ABOUT THIS EXERCISE — A precise copy of the data is required, with every picture left out.

Dataset rows describing interfaces:

:::

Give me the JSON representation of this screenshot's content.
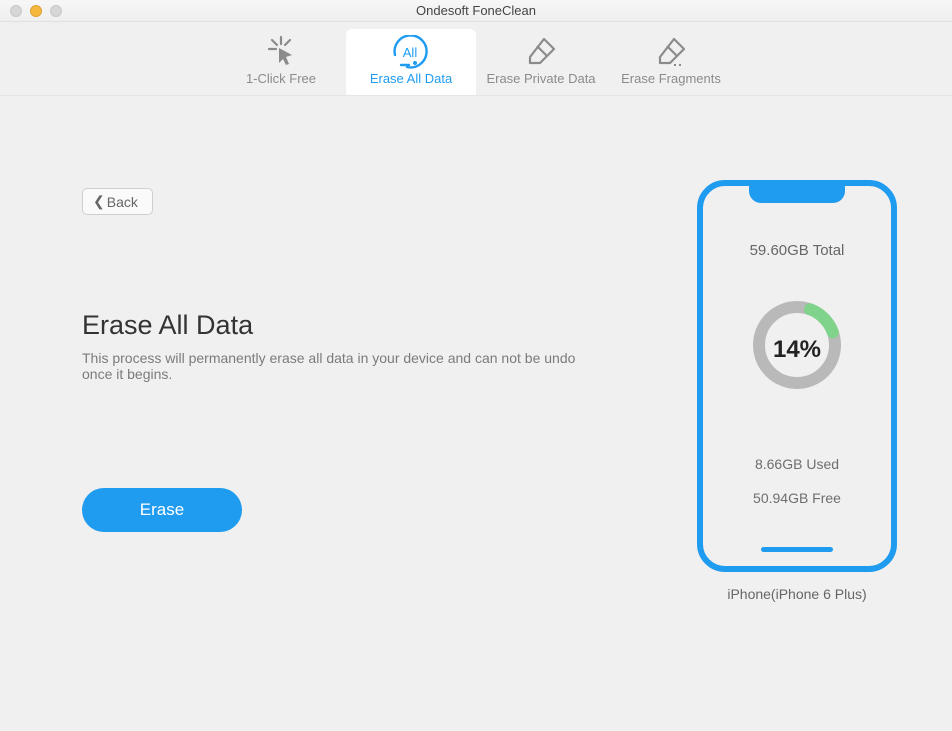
{
  "window": {
    "title": "Ondesoft FoneClean"
  },
  "tabs": [
    {
      "label": "1-Click Free"
    },
    {
      "label": "Erase All Data"
    },
    {
      "label": "Erase Private Data"
    },
    {
      "label": "Erase Fragments"
    }
  ],
  "active_tab_index": 1,
  "back_label": "Back",
  "main": {
    "heading": "Erase All Data",
    "subtext": "This process will permanently erase all data in your device and can not be undo once it begins.",
    "erase_label": "Erase"
  },
  "device": {
    "total_label": "59.60GB Total",
    "used_label": "8.66GB Used",
    "free_label": "50.94GB Free",
    "percent_label": "14%",
    "percent_value": 14,
    "name": "iPhone(iPhone 6 Plus)"
  },
  "colors": {
    "accent": "#1f9cf0",
    "ring_bg": "#b9b9b9",
    "ring_used": "#7fd38a"
  },
  "chart_data": {
    "type": "pie",
    "title": "Storage usage",
    "series": [
      {
        "name": "Used",
        "value": 8.66,
        "unit": "GB",
        "color": "#7fd38a"
      },
      {
        "name": "Free",
        "value": 50.94,
        "unit": "GB",
        "color": "#b9b9b9"
      }
    ],
    "total": 59.6,
    "percent_used": 14
  }
}
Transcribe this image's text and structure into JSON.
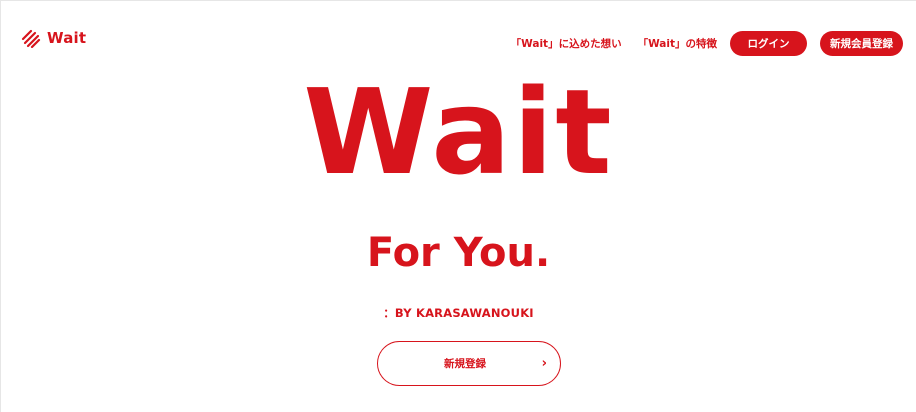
{
  "header": {
    "logo_text": "Wait",
    "nav": {
      "link_thoughts": "「Wait」に込めた想い",
      "link_features": "「Wait」の特徴",
      "login_label": "ログイン",
      "signup_label": "新規会員登録"
    }
  },
  "hero": {
    "title": "Wait",
    "subtitle": "For You.",
    "byline": "：BY KARASAWANOUKI",
    "cta_label": "新規登録",
    "cta_arrow": "›"
  },
  "colors": {
    "brand_red": "#d7141c",
    "background": "#ffffff"
  },
  "icons": {
    "logo": "layered-stripes-logo-icon",
    "cta_arrow": "chevron-right-icon"
  }
}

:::

ANSWER TO THE PROBLEM —
Give me the JSON representation of this screenshot's content.
{
  "window": {
    "title": "Ondesoft FoneClean"
  },
  "tabs": [
    {
      "label": "1-Click Free"
    },
    {
      "label": "Erase All Data"
    },
    {
      "label": "Erase Private Data"
    },
    {
      "label": "Erase Fragments"
    }
  ],
  "active_tab_index": 1,
  "back_label": "Back",
  "main": {
    "heading": "Erase All Data",
    "subtext": "This process will permanently erase all data in your device and can not be undo once it begins.",
    "erase_label": "Erase"
  },
  "device": {
    "total_label": "59.60GB Total",
    "used_label": "8.66GB Used",
    "free_label": "50.94GB Free",
    "percent_label": "14%",
    "percent_value": 14,
    "name": "iPhone(iPhone 6 Plus)"
  },
  "colors": {
    "accent": "#1f9cf0",
    "ring_bg": "#b9b9b9",
    "ring_used": "#7fd38a"
  },
  "chart_data": {
    "type": "pie",
    "title": "Storage usage",
    "series": [
      {
        "name": "Used",
        "value": 8.66,
        "unit": "GB",
        "color": "#7fd38a"
      },
      {
        "name": "Free",
        "value": 50.94,
        "unit": "GB",
        "color": "#b9b9b9"
      }
    ],
    "total": 59.6,
    "percent_used": 14
  }
}
Transcribe this image's text and structure into JSON.
{
  "header": {
    "logo_text": "Wait",
    "nav": {
      "link_thoughts": "「Wait」に込めた想い",
      "link_features": "「Wait」の特徴",
      "login_label": "ログイン",
      "signup_label": "新規会員登録"
    }
  },
  "hero": {
    "title": "Wait",
    "subtitle": "For You.",
    "byline": "：BY KARASAWANOUKI",
    "cta_label": "新規登録",
    "cta_arrow": "›"
  },
  "colors": {
    "brand_red": "#d7141c",
    "background": "#ffffff"
  },
  "icons": {
    "logo": "layered-stripes-logo-icon",
    "cta_arrow": "chevron-right-icon"
  }
}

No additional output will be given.